Its death has upsides and downsides. The upside is that Asian states, who believed the pivot, are now being forced to look into the abyss of regional conflict. Reckless and provocative behavior from both China and Japan is raising alarm throughout the region. But it is also helping U.S. allies to come to grips with a dire reality: while they prefer a free ride, uncertainty about U.S. policy is prompting them to increase their own defense spending, a salutary development from the view of a cash-strapped United States.

The downside is more important. The main virtue of the pivot was the idea of moving away from the Middle East and Europe. Predictably, American clients in those regions viewed this feature as a bug, complaining incessantly to Washington about being ignored. Even as the pivot has foundered, the United States’ Middle East partners are still unhappy about U.S. retrenchment, which they define as America’s pursuit of policies different from ones those states prefer.

The Middle East is largely irrelevant to U.S. security. Neither Israel’s existence nor oil markets require Washington’s meddling in the region, and terrorism is a limited problem that military intervention only inflames. With the pivot, the U.S. tried to shift its focus toward Asia, but it is now allowing itself to be pulled back in by events in Syria, Iran, and Israel/Palestine.

In order to revive the pivot to Asia, U.S. policy makers would need to stop trying to micromanage events in the Middle East.
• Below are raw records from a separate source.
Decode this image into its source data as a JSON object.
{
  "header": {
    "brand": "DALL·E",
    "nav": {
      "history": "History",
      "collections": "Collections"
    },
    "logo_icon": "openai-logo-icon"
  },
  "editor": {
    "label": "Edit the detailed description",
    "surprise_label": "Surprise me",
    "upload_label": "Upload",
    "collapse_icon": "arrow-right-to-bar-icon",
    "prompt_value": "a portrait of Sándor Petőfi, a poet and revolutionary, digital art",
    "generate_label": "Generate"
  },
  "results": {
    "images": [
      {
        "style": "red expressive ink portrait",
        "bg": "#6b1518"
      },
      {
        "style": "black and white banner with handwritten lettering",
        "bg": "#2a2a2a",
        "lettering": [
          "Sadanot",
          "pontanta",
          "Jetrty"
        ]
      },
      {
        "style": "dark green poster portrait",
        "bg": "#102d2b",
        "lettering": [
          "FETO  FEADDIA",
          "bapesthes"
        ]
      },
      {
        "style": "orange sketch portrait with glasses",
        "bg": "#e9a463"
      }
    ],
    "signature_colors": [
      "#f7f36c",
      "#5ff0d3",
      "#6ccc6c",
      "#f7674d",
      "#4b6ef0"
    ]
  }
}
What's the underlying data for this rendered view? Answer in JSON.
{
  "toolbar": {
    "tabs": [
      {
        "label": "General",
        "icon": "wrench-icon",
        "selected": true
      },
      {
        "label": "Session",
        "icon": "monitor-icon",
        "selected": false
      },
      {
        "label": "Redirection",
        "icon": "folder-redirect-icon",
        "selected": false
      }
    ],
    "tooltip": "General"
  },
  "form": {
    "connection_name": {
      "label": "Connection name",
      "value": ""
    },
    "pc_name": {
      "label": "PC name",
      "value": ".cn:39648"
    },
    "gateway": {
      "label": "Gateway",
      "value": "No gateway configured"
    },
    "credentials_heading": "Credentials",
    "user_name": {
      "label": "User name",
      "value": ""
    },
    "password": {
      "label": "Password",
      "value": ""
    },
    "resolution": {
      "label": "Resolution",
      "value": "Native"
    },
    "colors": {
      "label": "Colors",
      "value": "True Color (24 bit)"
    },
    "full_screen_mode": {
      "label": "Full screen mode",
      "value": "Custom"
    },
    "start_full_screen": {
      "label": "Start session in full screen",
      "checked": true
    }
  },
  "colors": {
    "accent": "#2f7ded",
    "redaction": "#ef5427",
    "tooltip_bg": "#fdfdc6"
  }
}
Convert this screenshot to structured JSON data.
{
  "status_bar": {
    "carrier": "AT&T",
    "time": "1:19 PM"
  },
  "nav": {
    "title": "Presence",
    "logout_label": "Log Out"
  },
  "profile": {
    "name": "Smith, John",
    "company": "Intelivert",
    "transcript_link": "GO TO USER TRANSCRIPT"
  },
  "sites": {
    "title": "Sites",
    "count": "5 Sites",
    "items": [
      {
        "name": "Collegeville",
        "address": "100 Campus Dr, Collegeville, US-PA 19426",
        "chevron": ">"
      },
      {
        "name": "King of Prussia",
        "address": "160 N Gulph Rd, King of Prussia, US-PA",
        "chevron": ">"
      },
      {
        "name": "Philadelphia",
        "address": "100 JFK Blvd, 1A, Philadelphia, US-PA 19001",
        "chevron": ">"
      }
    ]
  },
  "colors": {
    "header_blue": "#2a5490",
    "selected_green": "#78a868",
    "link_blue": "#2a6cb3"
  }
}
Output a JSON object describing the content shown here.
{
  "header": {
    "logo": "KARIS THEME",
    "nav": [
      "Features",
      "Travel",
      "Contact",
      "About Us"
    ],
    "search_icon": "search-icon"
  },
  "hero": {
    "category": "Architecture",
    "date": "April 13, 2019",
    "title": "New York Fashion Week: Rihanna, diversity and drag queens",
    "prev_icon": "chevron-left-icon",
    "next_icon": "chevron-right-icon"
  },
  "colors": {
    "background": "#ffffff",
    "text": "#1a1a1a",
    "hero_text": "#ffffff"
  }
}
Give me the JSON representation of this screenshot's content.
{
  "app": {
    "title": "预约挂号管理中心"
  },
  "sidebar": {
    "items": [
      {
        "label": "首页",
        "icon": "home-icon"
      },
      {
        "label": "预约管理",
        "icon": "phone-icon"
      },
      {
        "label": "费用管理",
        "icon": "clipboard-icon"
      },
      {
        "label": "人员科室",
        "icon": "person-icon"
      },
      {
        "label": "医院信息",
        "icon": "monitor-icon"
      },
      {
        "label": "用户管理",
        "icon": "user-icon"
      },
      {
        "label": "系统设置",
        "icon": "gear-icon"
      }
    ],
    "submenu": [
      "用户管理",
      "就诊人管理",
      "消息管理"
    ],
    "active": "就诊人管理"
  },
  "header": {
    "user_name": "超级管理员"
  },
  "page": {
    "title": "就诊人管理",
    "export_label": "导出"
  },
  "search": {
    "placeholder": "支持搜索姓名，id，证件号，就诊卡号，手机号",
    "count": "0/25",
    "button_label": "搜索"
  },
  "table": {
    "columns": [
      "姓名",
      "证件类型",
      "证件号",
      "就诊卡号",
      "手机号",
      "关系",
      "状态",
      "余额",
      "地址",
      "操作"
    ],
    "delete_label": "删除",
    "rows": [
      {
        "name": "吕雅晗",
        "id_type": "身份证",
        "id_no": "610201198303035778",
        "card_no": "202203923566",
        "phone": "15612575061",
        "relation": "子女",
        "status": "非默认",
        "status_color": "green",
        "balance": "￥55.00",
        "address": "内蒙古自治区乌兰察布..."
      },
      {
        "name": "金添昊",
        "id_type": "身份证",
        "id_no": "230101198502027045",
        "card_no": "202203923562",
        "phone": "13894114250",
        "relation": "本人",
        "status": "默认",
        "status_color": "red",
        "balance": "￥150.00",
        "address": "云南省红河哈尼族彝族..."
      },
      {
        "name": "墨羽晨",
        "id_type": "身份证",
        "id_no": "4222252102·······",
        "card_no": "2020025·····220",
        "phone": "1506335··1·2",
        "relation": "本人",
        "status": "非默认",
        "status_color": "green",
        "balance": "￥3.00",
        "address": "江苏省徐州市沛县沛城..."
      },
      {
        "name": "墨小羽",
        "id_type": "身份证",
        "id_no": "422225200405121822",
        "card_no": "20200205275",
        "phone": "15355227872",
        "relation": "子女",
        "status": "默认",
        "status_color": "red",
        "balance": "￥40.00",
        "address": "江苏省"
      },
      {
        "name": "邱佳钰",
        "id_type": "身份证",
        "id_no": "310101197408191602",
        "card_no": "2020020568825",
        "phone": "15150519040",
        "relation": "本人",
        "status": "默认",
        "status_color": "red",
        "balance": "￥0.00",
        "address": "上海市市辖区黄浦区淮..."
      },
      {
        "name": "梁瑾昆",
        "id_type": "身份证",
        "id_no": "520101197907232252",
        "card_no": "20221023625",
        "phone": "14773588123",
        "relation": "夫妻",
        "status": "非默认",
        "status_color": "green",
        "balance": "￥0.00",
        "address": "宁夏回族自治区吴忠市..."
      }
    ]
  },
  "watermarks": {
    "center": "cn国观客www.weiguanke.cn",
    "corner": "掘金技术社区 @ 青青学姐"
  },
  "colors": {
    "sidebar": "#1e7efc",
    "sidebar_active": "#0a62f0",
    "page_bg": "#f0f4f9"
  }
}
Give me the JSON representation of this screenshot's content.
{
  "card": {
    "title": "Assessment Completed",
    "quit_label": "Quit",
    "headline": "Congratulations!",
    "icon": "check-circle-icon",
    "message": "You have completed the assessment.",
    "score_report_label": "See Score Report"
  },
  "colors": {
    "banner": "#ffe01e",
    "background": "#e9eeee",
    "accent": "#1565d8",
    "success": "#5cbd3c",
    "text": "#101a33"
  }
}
Ultimately, as former Secretary of State Clinton noted in 2011, “the future of politics will be decided in Asia,” not the Middle East.

Justin Logan is the director of foreign policy studies at the Cato Institute and the author, most recently, of “China, America and the Pivot to Asia.”